Records from a data collection:
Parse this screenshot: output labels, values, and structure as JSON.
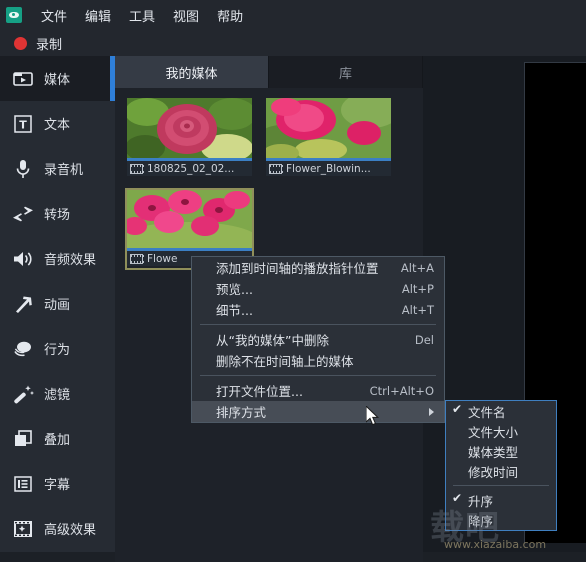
{
  "app": {
    "icon_name": "app-logo-icon",
    "accent_blue": "#2f7fd8",
    "record_red": "#e03434",
    "menu_bg": "#23272e",
    "panel_bg": "#1e2229",
    "selection_gold": "#8f8f5a"
  },
  "menubar": {
    "items": [
      {
        "label": "文件",
        "name": "menu-file"
      },
      {
        "label": "编辑",
        "name": "menu-edit"
      },
      {
        "label": "工具",
        "name": "menu-tools"
      },
      {
        "label": "视图",
        "name": "menu-view"
      },
      {
        "label": "帮助",
        "name": "menu-help"
      }
    ]
  },
  "record": {
    "label": "录制"
  },
  "sidebar": {
    "items": [
      {
        "label": "媒体",
        "icon": "media-folder-icon",
        "active": true
      },
      {
        "label": "文本",
        "icon": "text-icon",
        "active": false
      },
      {
        "label": "录音机",
        "icon": "microphone-icon",
        "active": false
      },
      {
        "label": "转场",
        "icon": "transition-arrows-icon",
        "active": false
      },
      {
        "label": "音频效果",
        "icon": "speaker-icon",
        "active": false
      },
      {
        "label": "动画",
        "icon": "arrow-up-right-icon",
        "active": false
      },
      {
        "label": "行为",
        "icon": "behaviors-icon",
        "active": false
      },
      {
        "label": "滤镜",
        "icon": "magic-wand-icon",
        "active": false
      },
      {
        "label": "叠加",
        "icon": "layers-icon",
        "active": false
      },
      {
        "label": "字幕",
        "icon": "captions-icon",
        "active": false
      },
      {
        "label": "高级效果",
        "icon": "advanced-effects-icon",
        "active": false
      }
    ]
  },
  "tabs": [
    {
      "label": "我的媒体",
      "name": "tab-my-media",
      "active": true
    },
    {
      "label": "库",
      "name": "tab-library",
      "active": false
    }
  ],
  "media": {
    "items": [
      {
        "filename": "180825_02_02...",
        "icon": "filmstrip-icon",
        "selected": false
      },
      {
        "filename": "Flower_Blowin...",
        "icon": "filmstrip-icon",
        "selected": false
      },
      {
        "filename": "Flowe",
        "icon": "filmstrip-icon",
        "selected": true
      }
    ]
  },
  "context_menu": {
    "rows": [
      {
        "label": "添加到时间轴的播放指针位置",
        "shortcut": "Alt+A",
        "name": "ctx-add-to-timeline"
      },
      {
        "label": "预览...",
        "shortcut": "Alt+P",
        "name": "ctx-preview"
      },
      {
        "label": "细节...",
        "shortcut": "Alt+T",
        "name": "ctx-details"
      },
      {
        "label": "从“我的媒体”中删除",
        "shortcut": "Del",
        "name": "ctx-remove-from-my-media"
      },
      {
        "label": "删除不在时间轴上的媒体",
        "shortcut": "",
        "name": "ctx-remove-unused"
      },
      {
        "label": "打开文件位置...",
        "shortcut": "Ctrl+Alt+O",
        "name": "ctx-open-file-location"
      },
      {
        "label": "排序方式",
        "shortcut": "",
        "name": "ctx-sort-by",
        "highlighted": true,
        "has_submenu": true
      }
    ]
  },
  "submenu": {
    "rows": [
      {
        "label": "文件名",
        "checked": true,
        "name": "submenu-sort-filename"
      },
      {
        "label": "文件大小",
        "checked": false,
        "name": "submenu-sort-filesize"
      },
      {
        "label": "媒体类型",
        "checked": false,
        "name": "submenu-sort-mediatype"
      },
      {
        "label": "修改时间",
        "checked": false,
        "name": "submenu-sort-modified"
      },
      {
        "label": "升序",
        "checked": true,
        "name": "submenu-sort-ascending"
      },
      {
        "label": "降序",
        "checked": false,
        "name": "submenu-sort-descending"
      }
    ],
    "check_glyph": "✔"
  },
  "watermark": {
    "big": "载吧",
    "url": "www.xiazaiba.com"
  }
}
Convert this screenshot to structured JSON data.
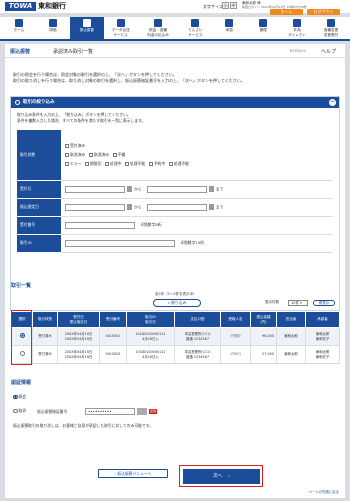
{
  "header": {
    "logo": "TOWA",
    "bank_name": "東和銀行",
    "font_size_label": "文字サイズ",
    "font_sizes": [
      "小",
      "中",
      "大"
    ],
    "user": "東和太郎 様",
    "last_login": "前回ログイン 20XX年04月16日 10時05分30秒",
    "home_button": "ホーム",
    "logout_button": "ログアウト"
  },
  "nav": [
    {
      "label": "ホーム"
    },
    {
      "label": "明細"
    },
    {
      "label": "振込振替"
    },
    {
      "label": "データ伝送\nサービス"
    },
    {
      "label": "税金・各種\n料金の払込み"
    },
    {
      "label": "でんさい\nサービス"
    },
    {
      "label": "承認"
    },
    {
      "label": "管理"
    },
    {
      "label": "外為\nダイレクト"
    },
    {
      "label": "各種変更\n変更受付"
    }
  ],
  "page": {
    "section": "振込振替",
    "title": "承認済み取引一覧",
    "code": "BTZ0004",
    "help": "ヘルプ"
  },
  "intro": [
    "取引の照会を行う場合は、照会対象の取引を選択の上、「次へ」ボタンを押してください。",
    "取引の取り消しを行う場合は、取り消し対象の取引を選択し、振込振替暗証番号を入力の上、「次へ」ボタンを押してください。"
  ],
  "filter": {
    "heading": "取引の絞り込み",
    "toggle": "−",
    "desc": [
      "絞り込み条件を入力の上、「絞り込み」ボタンを押してください。",
      "条件を複数入力した場合、すべての条件を満たす取引を一覧に表示します。"
    ],
    "status_label": "取引状態",
    "status_options": [
      "受付済み",
      "取消済み",
      "取消済み",
      "不備",
      "エラー",
      "期限切",
      "処理中",
      "処理不能",
      "予約中",
      "処理不能"
    ],
    "accept_date_label": "受付日",
    "transfer_date_label": "振込指定日",
    "from_label": "から",
    "to_label": "まで",
    "trans_no_label": "受付番号",
    "trans_no_hint": "半角数字8桁",
    "trans_id_label": "取引ID",
    "trans_id_hint": "半角数字15桁",
    "button": "絞り込み"
  },
  "list": {
    "heading": "取引一覧",
    "count_text": "全2件（1〜2件を表示中）",
    "per_page_label": "表示件数",
    "per_page_value": "10件",
    "redisplay": "再表示",
    "columns": [
      "選択",
      "取引状態",
      "受付日\n振込指定日",
      "受付番号",
      "取引ID\n取引日",
      "支払口座",
      "受取人名",
      "振込金額\n(円)",
      "担当者",
      "承認者"
    ],
    "rows": [
      [
        "受付済み",
        "20XX年04月16日\n20XX年04月16日",
        "0415001",
        "10180100000111\n4月16日入",
        "本店営業所(111)\n普通 1234567",
        "ﾄｳﾜﾀﾛｳ",
        "98,000",
        "東和太郎",
        "東和太郎\n東和花子"
      ],
      [
        "受付済み",
        "20XX年04月16日\n20XX年04月16日",
        "0415002",
        "10180100000112\n4月16日入",
        "本店営業所(111)\n普通 1234567",
        "ﾄｳﾜﾊﾅｺ",
        "27,000",
        "東和太郎",
        "東和太郎\n東和花子"
      ]
    ]
  },
  "auth": {
    "heading": "認証情報",
    "option_view": "照会",
    "option_cancel": "取消",
    "pw_label": "振込振替暗証番号",
    "pw_value": "••••••••••",
    "required": "必須",
    "note": "振込振替取引の取り消しは、お客様ご自身が承認した取引に対してのみ可能です。"
  },
  "buttons": {
    "back": "振込振替メニューへ",
    "next": "次へ",
    "pagetop": "ページの先頭に戻る"
  }
}
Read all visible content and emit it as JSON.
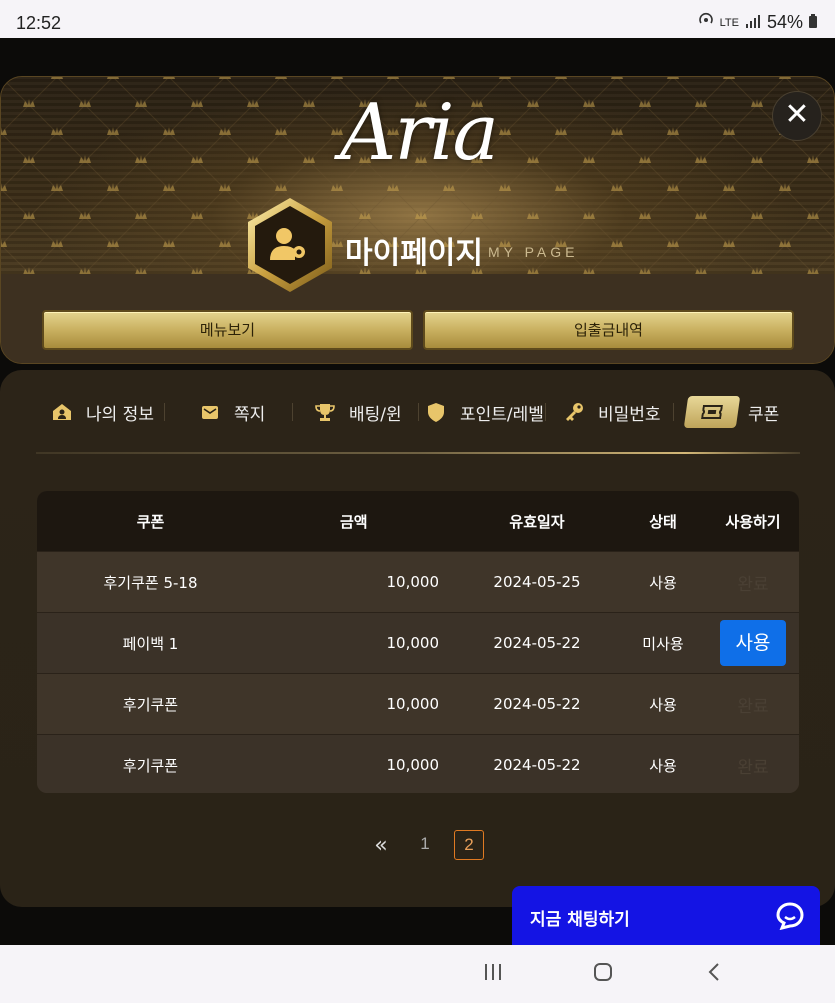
{
  "status_bar": {
    "time": "12:52",
    "network": "LTE",
    "battery": "54%"
  },
  "header": {
    "logo": "Aria",
    "title": "마이페이지",
    "subtitle": "MY PAGE",
    "close_icon": "close-icon"
  },
  "actions": {
    "menu_label": "메뉴보기",
    "deposit_label": "입출금내역"
  },
  "tabs": [
    {
      "label": "나의 정보",
      "icon": "home-user-icon"
    },
    {
      "label": "쪽지",
      "icon": "mail-icon"
    },
    {
      "label": "배팅/윈",
      "icon": "trophy-icon"
    },
    {
      "label": "포인트/레벨",
      "icon": "shield-icon"
    },
    {
      "label": "비밀번호",
      "icon": "key-icon"
    },
    {
      "label": "쿠폰",
      "icon": "ticket-icon",
      "active": true
    }
  ],
  "table": {
    "headers": [
      "쿠폰",
      "금액",
      "유효일자",
      "상태",
      "사용하기"
    ],
    "rows": [
      {
        "coupon": "후기쿠폰 5-18",
        "amount": "10,000",
        "date": "2024-05-25",
        "status": "사용",
        "action": "완료"
      },
      {
        "coupon": "페이백 1",
        "amount": "10,000",
        "date": "2024-05-22",
        "status": "미사용",
        "action": "사용"
      },
      {
        "coupon": "후기쿠폰",
        "amount": "10,000",
        "date": "2024-05-22",
        "status": "사용",
        "action": "완료"
      },
      {
        "coupon": "후기쿠폰",
        "amount": "10,000",
        "date": "2024-05-22",
        "status": "사용",
        "action": "완료"
      }
    ]
  },
  "pagination": {
    "prev": "«",
    "pages": [
      "1",
      "2"
    ],
    "current": "2"
  },
  "chat": {
    "label": "지금 채팅하기"
  },
  "colors": {
    "gold": "#c9b060",
    "use_button": "#0f6fe8",
    "chat": "#1414e4",
    "active_page": "#e07a22"
  }
}
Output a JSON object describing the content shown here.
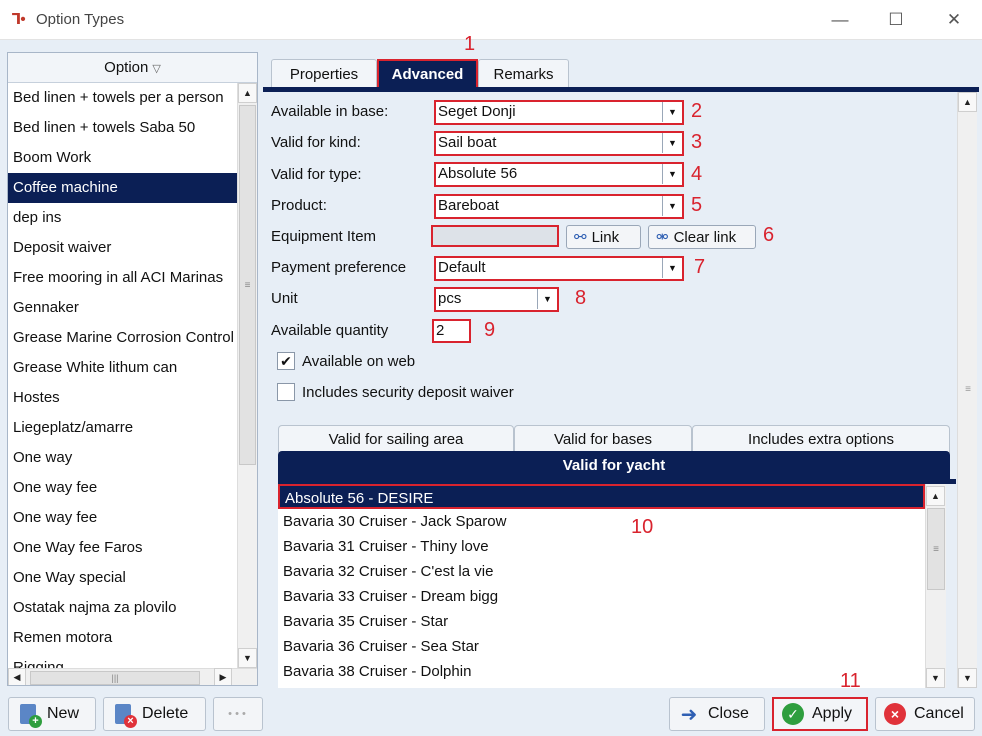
{
  "window": {
    "title": "Option Types",
    "app_icon": "app-logo-icon",
    "min_glyph": "—",
    "max_glyph": "☐",
    "close_glyph": "✕"
  },
  "list": {
    "header": "Option",
    "items": [
      "Bed linen + towels per a person",
      "Bed linen + towels Saba 50",
      "Boom Work",
      "Coffee machine",
      "dep ins",
      "Deposit waiver",
      "Free mooring in all ACI Marinas",
      "Gennaker",
      "Grease Marine Corrosion Control",
      "Grease  White lithum can",
      "Hostes",
      "Liegeplatz/amarre",
      "One way",
      "One way fee",
      "One way fee",
      "One Way fee Faros",
      "One Way special",
      "Ostatak najma za plovilo",
      "Remen motora",
      "Rigging"
    ],
    "selected_index": 3
  },
  "buttons": {
    "new": "New",
    "delete": "Delete",
    "more": "• • •",
    "close": "Close",
    "apply": "Apply",
    "cancel": "Cancel"
  },
  "tabs": [
    "Properties",
    "Advanced",
    "Remarks"
  ],
  "form": {
    "available_in_base": {
      "label": "Available in base:",
      "value": "Seget Donji"
    },
    "valid_for_kind": {
      "label": "Valid for kind:",
      "value": "Sail boat"
    },
    "valid_for_type": {
      "label": "Valid for type:",
      "value": "Absolute 56"
    },
    "product": {
      "label": "Product:",
      "value": "Bareboat"
    },
    "equipment_item": {
      "label": "Equipment Item",
      "value": "",
      "link": "Link",
      "clear_link": "Clear link"
    },
    "payment_preference": {
      "label": "Payment preference",
      "value": "Default"
    },
    "unit": {
      "label": "Unit",
      "value": "pcs"
    },
    "available_quantity": {
      "label": "Available quantity",
      "value": "2"
    },
    "available_on_web": {
      "label": "Available on web",
      "checked": true
    },
    "includes_security_deposit_waiver": {
      "label": "Includes security deposit waiver",
      "checked": false
    }
  },
  "inner_tabs": [
    "Valid for sailing area",
    "Valid for bases",
    "Includes extra options"
  ],
  "active_inner_tab": "Valid for yacht",
  "yachts": [
    "Absolute 56 - DESIRE",
    "Bavaria 30 Cruiser - Jack Sparow",
    "Bavaria 31 Cruiser - Thiny love",
    "Bavaria 32 Cruiser - C'est la vie",
    "Bavaria 33 Cruiser - Dream bigg",
    "Bavaria 35 Cruiser - Star",
    "Bavaria 36 Cruiser - Sea Star",
    "Bavaria 38 Cruiser - Dolphin"
  ],
  "annotations": [
    "1",
    "2",
    "3",
    "4",
    "5",
    "6",
    "7",
    "8",
    "9",
    "10",
    "11"
  ],
  "colors": {
    "accent": "#0b1f55",
    "highlight": "#d9232e",
    "apply_green": "#2e9e3e",
    "cancel_red": "#e0323a"
  }
}
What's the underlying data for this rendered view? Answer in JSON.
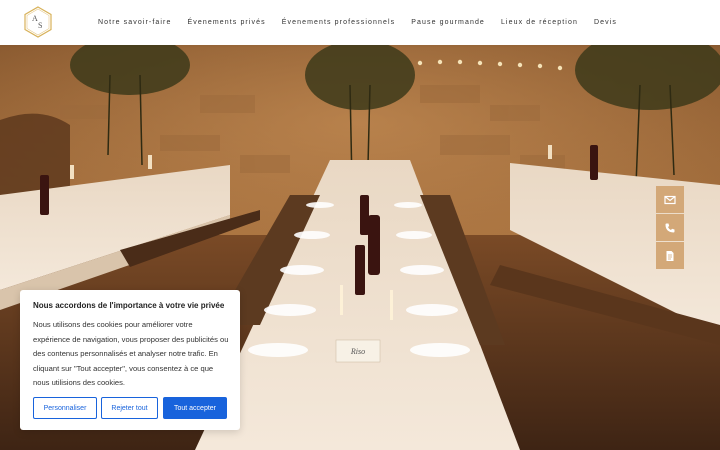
{
  "logo": {
    "letter_a": "A",
    "letter_s": "S"
  },
  "nav": {
    "items": [
      "Notre savoir-faire",
      "Évenements privés",
      "Évenements professionnels",
      "Pause gourmande",
      "Lieux de réception",
      "Devis"
    ]
  },
  "hero": {
    "table_card": "Riso"
  },
  "side_buttons": {
    "icons": [
      "envelope-icon",
      "phone-icon",
      "document-icon"
    ],
    "color": "#d3a878"
  },
  "cookie": {
    "title": "Nous accordons de l'importance à votre vie privée",
    "text": "Nous utilisons des cookies pour améliorer votre expérience de navigation, vous proposer des publicités ou des contenus personnalisés et analyser notre trafic. En cliquant sur \"Tout accepter\", vous consentez à ce que nous utilisions des cookies.",
    "customize_label": "Personnaliser",
    "reject_label": "Rejeter tout",
    "accept_label": "Tout accepter",
    "accent_color": "#1863dc"
  }
}
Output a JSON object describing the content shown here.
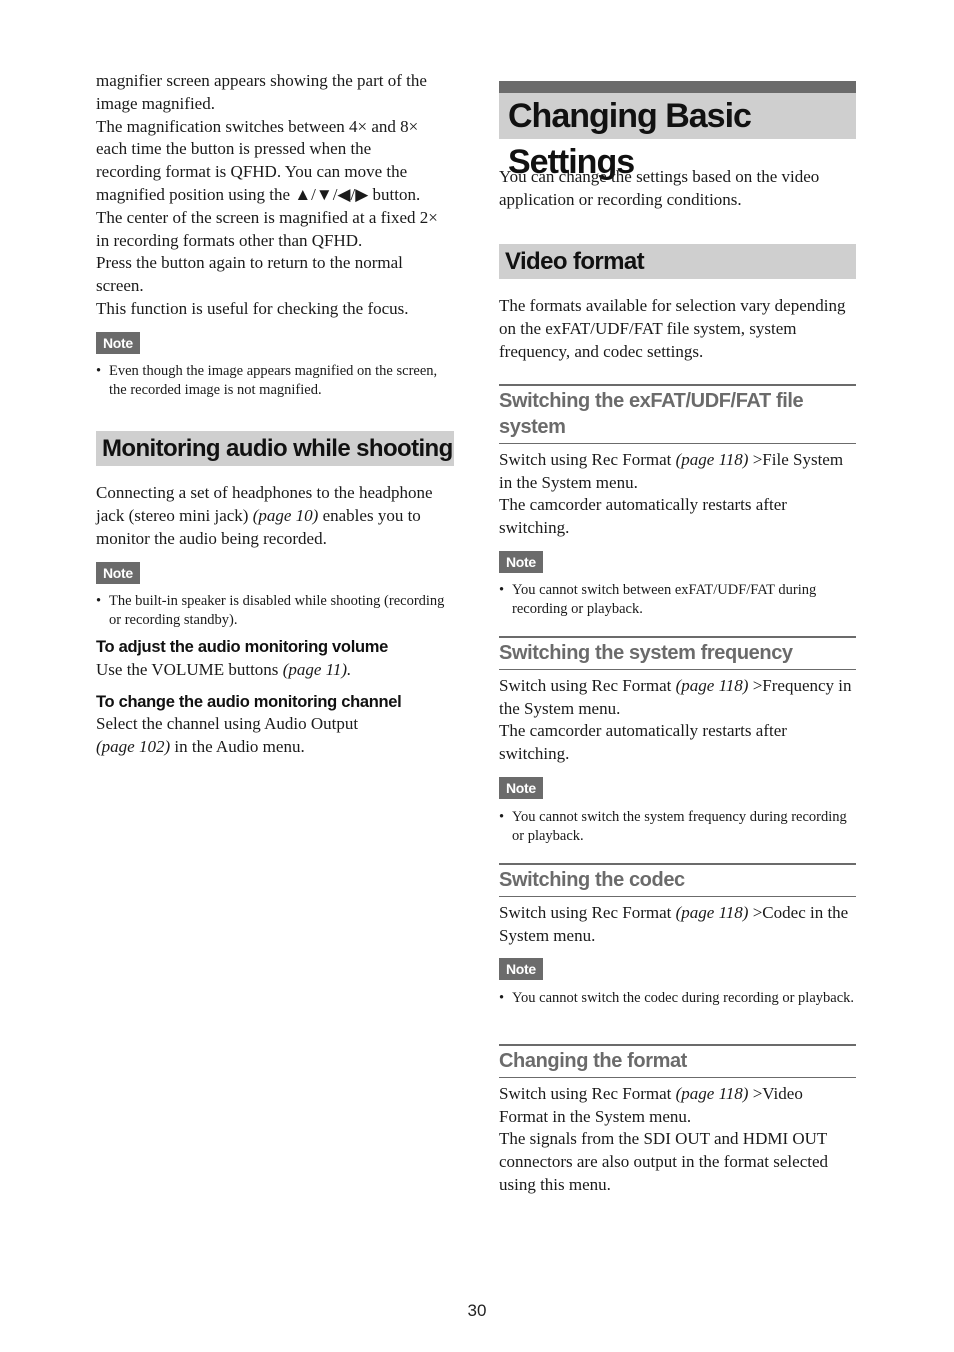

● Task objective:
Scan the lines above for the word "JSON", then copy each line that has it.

● Solution for this task:
Parse this screenshot: output labels, values, and structure as JSON.
Convert this screenshot to structured JSON data.
Read all visible content and emit it as JSON.
Output a JSON object describing the content shown here.
What's the underlying data for this rendered view? Answer in JSON.
Output a JSON object describing the content shown here.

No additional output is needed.